Thursday, August 31

Teagan's First Bath

I could hardly wait for that crusty little stump to fall off so Damon and I could give Teagan her first bath. However, once it finally did, we were suddenly overcome by fear, as neither of us had ever given a newborn (or an infant for that matter) a bath before. Luckily, Teagan seems to love bath time! She never even cried!

Sunday, August 20


I was completely shocked when my water broke around 9:45 that normal Sunday night. I had just taken a bath and was stepping out when I felt that first gush. My plans on going to bed early and catching up on the sleep I had missed out on the night before went down the drain along with the water from my last bubble bath as a childless woman. I felt my eyes grow big and my heart swell with panic. I starred into the bathroom mirror for a moment at the terrified lady looking back at me. I attempted to dry off and put on my clothes as the second gush came. I needed a piece of gum to ease my anxiety. I wrapped one towel around my plump midsection and straddled another and left the bathroom in search of Watermelon gum.

Damon was sitting in the living room eating a sandwich. Such a comedian, he called out "Did your water break or something?" This of course is followed by a chuckle. I try not to encourage him. I look him right in the eye and nod. His next comment is not worth repeating. I tell him not to panic as he is freaking me out. (The roles are reversed a lot around here.) He begins asking me way too many questions. "What do we do?" "What do we need?" "Do we need to call someone?" "Where are the keys?" Sigh. I ignore his questions and scoot cross-legged into the bedroom. I'm not going anywhere without any clothes on. By this point I am trembling with fear, anticipation, excitement, and a little irritation, if you must know. I manage to change my clothes four times before giving up on the possiblity of actually leaving the house in dry clothes. Damon has called his parents, who are on their way to the hospital, I have called my Dad and Vicki, who are on their way to the hospital, and Mom has called me before I can call her, and she and Casey are on their way to the hospital. I give Damon the list of last minute things to throw into my bag. We finally gather ourselves as neatly as possible and head out the door.

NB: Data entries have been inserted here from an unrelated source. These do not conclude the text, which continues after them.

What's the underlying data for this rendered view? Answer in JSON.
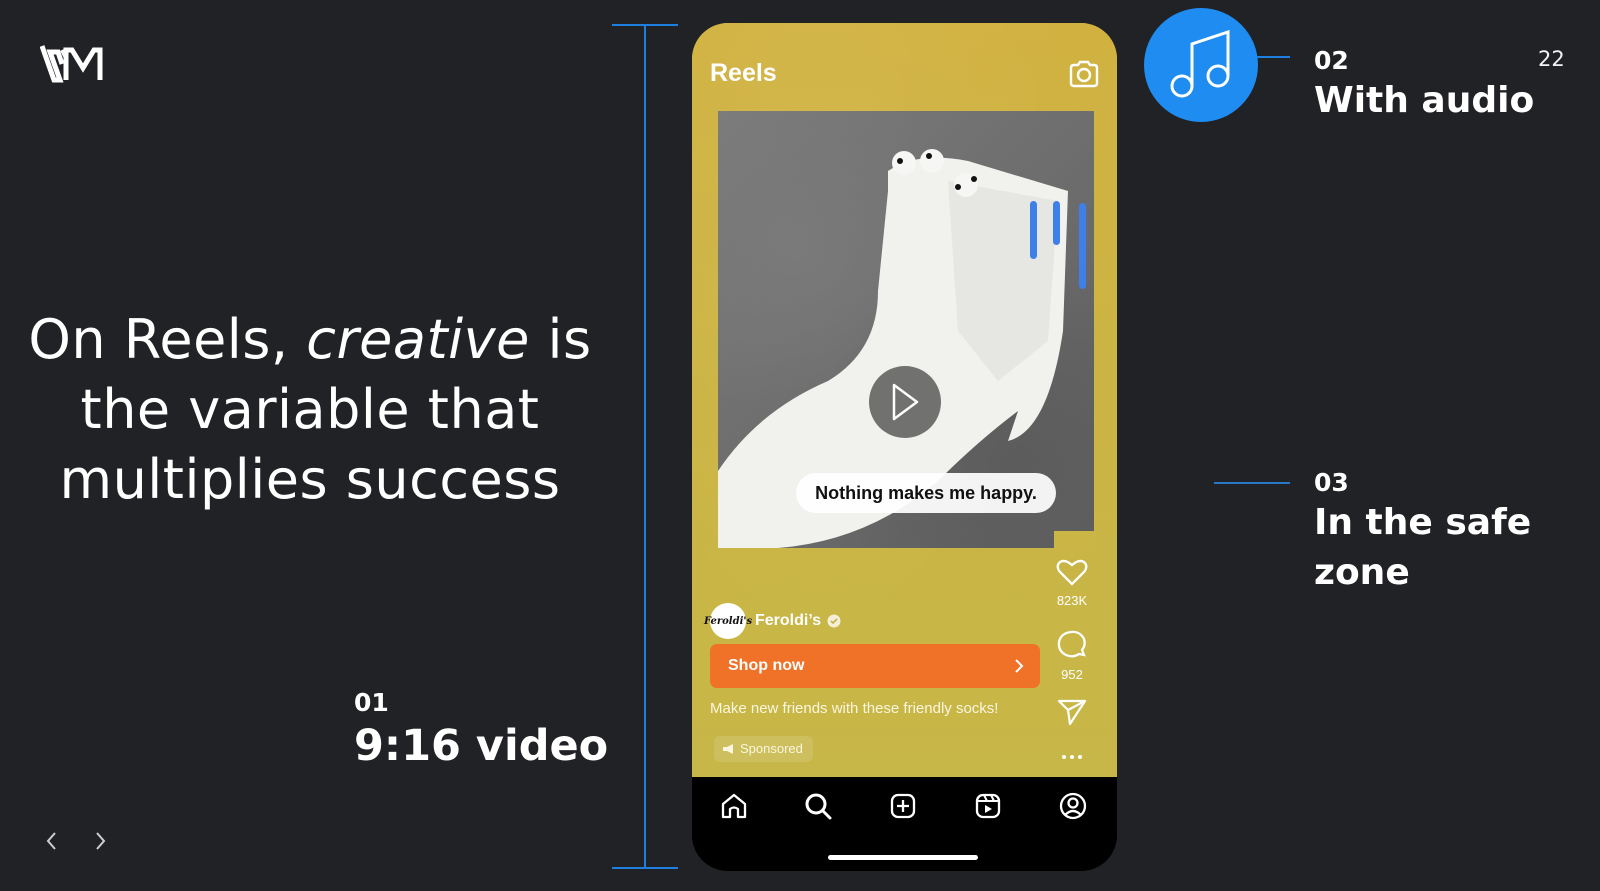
{
  "slide": {
    "logo_text": "VM",
    "page_number": "22",
    "headline": {
      "part1": "On Reels, ",
      "emphasis": "creative",
      "part2": " is the variable that multiplies success"
    },
    "callouts": [
      {
        "number": "01",
        "title": "9:16 video"
      },
      {
        "number": "02",
        "title": "With audio"
      },
      {
        "number": "03",
        "title": "In the safe zone"
      }
    ],
    "nav": {
      "prev_icon": "chevron-left-icon",
      "next_icon": "chevron-right-icon"
    },
    "colors": {
      "background": "#212226",
      "accent_blue": "#1e8cf0",
      "phone_yellow": "#cfb344",
      "cta_orange": "#f07128"
    }
  },
  "phone": {
    "header_title": "Reels",
    "camera_icon": "camera-icon",
    "video_caption": "Nothing makes me happy.",
    "play_icon": "play-icon",
    "actions": [
      {
        "icon": "heart-icon",
        "count": "823K"
      },
      {
        "icon": "comment-icon",
        "count": "952"
      },
      {
        "icon": "send-icon",
        "count": ""
      },
      {
        "icon": "more-icon",
        "count": ""
      }
    ],
    "profile": {
      "avatar_text": "Feroldi's",
      "name": "Feroldi’s",
      "verified": true
    },
    "cta_label": "Shop now",
    "ad_caption": "Make new friends with these friendly socks!",
    "sponsored_label": "Sponsored",
    "tab_bar": [
      "home-icon",
      "search-icon",
      "create-icon",
      "reels-icon",
      "profile-icon"
    ]
  }
}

We arrived at the hospital a little before 11:00. A nurse examineD me and I was dilated to a 1. I knew at that point it was going to be a long night. They took me into my room where I would have the joy of experiencing labor, delivery, and recovery. They hooked me up to all the monitors and gave me an hour to begin contracting consitently on my own. About an hour later they began the Pitocin drip.

This may be a good time to tell you how naive I was about labor. I watched all the Baby Story's and read a lot of books. I watched the women on TV do the breathing. I watched them pace the hallways of the hospital. Now, I consider myself to have a fairly high pain tolerance. Ha. By 1:00 a.m. I wanted to die. Breathing at all was barely an option. Any kind of breathing pattern was completely unrealistic. Walking the hallways? Please. I was walking the hallways of hell. Don't get me wrong, I could handle the contractions. But for every 90 seconds of strong contracting, I needed about 15 minutes to recover. Again, ha. The contractions were right on top of the other. I kept telling myself, "This is good. This is good. This means I'm dilating."

They checked my cervix every 1-2 hours and apparently it does not like change. I've lost all sense of time by this point, but eventually they asked me if I wanted some Stadol to 'take the edge off'. OK, people. Apparently circles do not have edges, because I was in a circle of pain and there was no edge taken off. I wanted the epidural really badly by this point, but they refused to administer it until I was dilated to a 4.

Finally, around 7:00 a.m., the angels sang. I was a 4. Epidural time. The epidural gives true meaning to 'hurts so good'. It was painful, but it was by far the best pain I have ever felt. Not to mention the best $750 I will ever spend. Once the real drugs were in, I was good to go.
8:30 a.m. Fully dilated. Time to start pushing. I remember hearing, "OK, Lacy, let's have this baby by 9." So, I push. And I push. And I push. One of the nurses gets the idea to try the 'towel trick'. My mother-in-law stands between my spread-eagle-legs and holds one end of a towel. I grab the other end and pull as I push. Nothing. One of the nurses takes my epidural button away from me. Apparently I can't feel anything. (Isn't that the point?) They give me time to rest and let the epidural wear down some. I remember hearing, "OK, Lacy, let's have this baby by 10." (Who's 'lets', anyway?) So, I push. And I push. And I push. One of the nurses calls Dr. Porter who threatens me with forceps. So, I push. You get the idea. I remember hearing, "OK, Lacy, let's have this baby by 11." Finally, Dr. Porter comes in around 11:24, makes a tiny incension in my nether region, and at 11:25 a.m. on Monday, August 14, 2006, out popped the most beautiful baby I have ever laid eyes on.